Soon after, Scotland Yard raided the gallery and arrested the two owners. During the trial in January of this year it became evident that the two had knowingly sold work from the permanent collection, that Pittuck had had forged Certificates of Authenticity for the work, and that they had put money from the sale in a joint bank account. Because the two dealers had no priors and had lost all credibility in their profession, Clarkin’s 10 month, and Pittuck’s 14 month, prison sentences were suspended and they were ordered to each carry out 150 hours of community service, and pay £5,700 to the collector to whom they sold the drawings, as well as over £1,000 in legal fees. As of this writing they have failed to make their full payments on time and are expected to return to court soon. Tom of Finland Foundation has not received any compensation for expenses related to this trial and are considering filing a civil suit against the former gallery owners.
Now available at most art galleries in LA and NY
SAL MINEO’S 72ND BIRTHDAY
january 10th, 2011
you are invited to a special exhibition & book-signing with author
MICHAEL GREGG MICHAUD and his new book-
SAL MINEO: A BIOGRAPHY
(crown archetype: 410 pp., $26.00)
followed by a rare screening of
WHO KILLED TEDDY BEAR?
(1965, dir-Joseph Cates)
Sal Mineo, was an American film and theatre actor, best known for his performance opposite James Dean in the film Rebel Without a Cause.
Who Killed Teddy Bear, is one of sal’s later, (1965) and more obscure/bizarre films.
Sal playa a busboy at a disco who has sexual problems related to events in his childhood. He becomes obsessed with a disc jockey at the club, leading to obscene phone calls, voyeurism, trips to the porn shop and adult movie palace, and more!
The film also stars juliet prowse, and elaine stritch portrays a lesbian.
A MUST SEE!
(self portrait by sal mineo)
We would love to use a few images in an episode of our television show The A-List: New York.
Thanks so much,
A-List: New York
Vid (see end credits for ToFF) & Image added.
Episode 8, Season 1
Watch the Mike Ruiz segment “ToF Transformations Based on TOM Characters”
Ruiz says, “Gay men have defined their aesthetic as a result of Tom of Finland.”

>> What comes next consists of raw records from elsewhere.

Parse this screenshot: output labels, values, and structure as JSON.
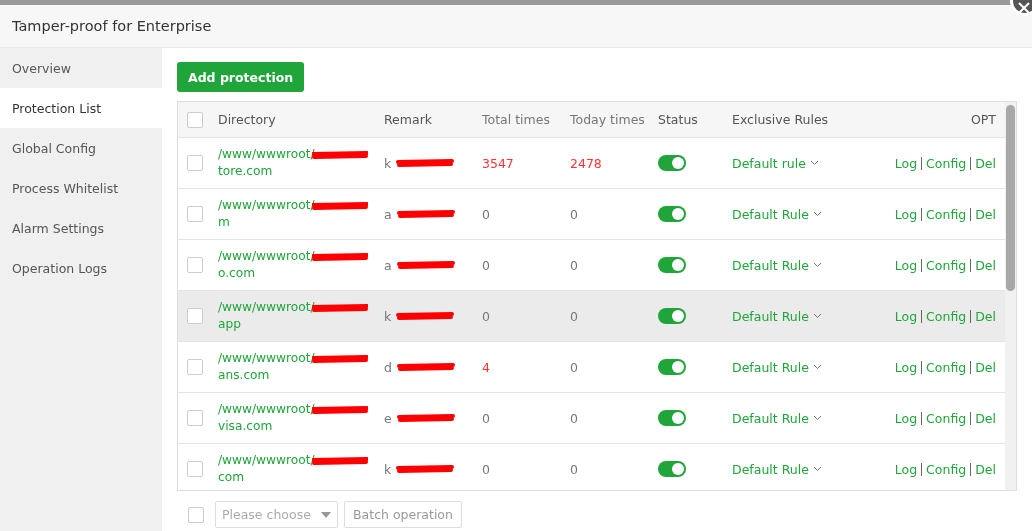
{
  "window": {
    "title": "Tamper-proof for Enterprise"
  },
  "sidebar": {
    "items": [
      {
        "label": "Overview",
        "selected": false
      },
      {
        "label": "Protection List",
        "selected": true
      },
      {
        "label": "Global Config",
        "selected": false
      },
      {
        "label": "Process Whitelist",
        "selected": false
      },
      {
        "label": "Alarm Settings",
        "selected": false
      },
      {
        "label": "Operation Logs",
        "selected": false
      }
    ]
  },
  "add_button": "Add protection",
  "table": {
    "all_checked": false,
    "columns": [
      "Directory",
      "Remark",
      "Total times",
      "Today times",
      "Status",
      "Exclusive Rules",
      "OPT"
    ],
    "rows": [
      {
        "dir_head": "/www/wwwroot/",
        "dir_tail": "tore.com",
        "remark_head": "k",
        "total": "3547",
        "total_alert": true,
        "today": "2478",
        "today_alert": true,
        "on": true,
        "rule": "Default rule",
        "actions": [
          "Log",
          "Config",
          "Del"
        ],
        "hovered": false,
        "checked": false
      },
      {
        "dir_head": "/www/wwwroot/",
        "dir_tail": "m",
        "remark_head": "a",
        "total": "0",
        "total_alert": false,
        "today": "0",
        "today_alert": false,
        "on": true,
        "rule": "Default Rule",
        "actions": [
          "Log",
          "Config",
          "Del"
        ],
        "hovered": false,
        "checked": false
      },
      {
        "dir_head": "/www/wwwroot/",
        "dir_tail": "o.com",
        "remark_head": "a",
        "total": "0",
        "total_alert": false,
        "today": "0",
        "today_alert": false,
        "on": true,
        "rule": "Default Rule",
        "actions": [
          "Log",
          "Config",
          "Del"
        ],
        "hovered": false,
        "checked": false
      },
      {
        "dir_head": "/www/wwwroot/",
        "dir_tail": "app",
        "remark_head": "k",
        "total": "0",
        "total_alert": false,
        "today": "0",
        "today_alert": false,
        "on": true,
        "rule": "Default Rule",
        "actions": [
          "Log",
          "Config",
          "Del"
        ],
        "hovered": true,
        "checked": false
      },
      {
        "dir_head": "/www/wwwroot/",
        "dir_tail": "ans.com",
        "remark_head": "d",
        "total": "4",
        "total_alert": true,
        "today": "0",
        "today_alert": false,
        "on": true,
        "rule": "Default Rule",
        "actions": [
          "Log",
          "Config",
          "Del"
        ],
        "hovered": false,
        "checked": false
      },
      {
        "dir_head": "/www/wwwroot/",
        "dir_tail": "visa.com",
        "remark_head": "e",
        "total": "0",
        "total_alert": false,
        "today": "0",
        "today_alert": false,
        "on": true,
        "rule": "Default Rule",
        "actions": [
          "Log",
          "Config",
          "Del"
        ],
        "hovered": false,
        "checked": false
      },
      {
        "dir_head": "/www/wwwroot/",
        "dir_tail": "com",
        "remark_head": "k",
        "total": "0",
        "total_alert": false,
        "today": "0",
        "today_alert": false,
        "on": true,
        "rule": "Default Rule",
        "actions": [
          "Log",
          "Config",
          "Del"
        ],
        "hovered": false,
        "checked": false
      }
    ]
  },
  "footer": {
    "checked": false,
    "select_placeholder": "Please choose",
    "batch_button": "Batch operation"
  }
}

The National Portrait Gallery just removed an important video work, “Fire In My Belly,” by the artist David Wojnarowicz with audio by Diamanda Galas from it’s current exhibition about gay and lesbian identity in the US. Call for the end to this censorship and demand that the video be re-united with the exhibition.
The video may be difficult to watch, but it deals with important issues, unpleasant subjects, and the reality of AIDS for these great artists. Good art often pushes boundaries and makes people uncomfortable, and this video is a perfect example of this fact. Wojnarowicz was an amazing artist who made astounding work with an urgency and a purpose. He inspired an entire generation of gay artists. Diamanda Galas is also an important musician whose work has addressed issues such as gay rights, AIDS, and genocide. To censor these important artists is totally unacceptable.
The Catholic League and right-wing politicians called for his video to be removed, so you can see the ugly specter of the culture wars rearing its head again. The museum’s director, Martin Sullivan caved to their demands. The exhibition was not funded with public dollars and the removal of the video is censorship pure and simple. The National Portrait Gallery should retain its independence and ability to exhibit shows that represent the identities of all Americans, not just the dominant culture, or views only palatable to right-wing conservatives. Please join in expressing your desire to have the video put back in the show by calling your representatives, members of congress, and the director of the museum.
To find your representatives go to:
To find your senator go to:
To call Martin Sullivan, Director of The National Portrait Gallery dial 202 633 8276.
To call Wayne Clough, Secretary of the Smithsonian dial 202 633 1846
Original NY Times Article: National Portrait Gallery Removes Video Criticized for Religious Imagery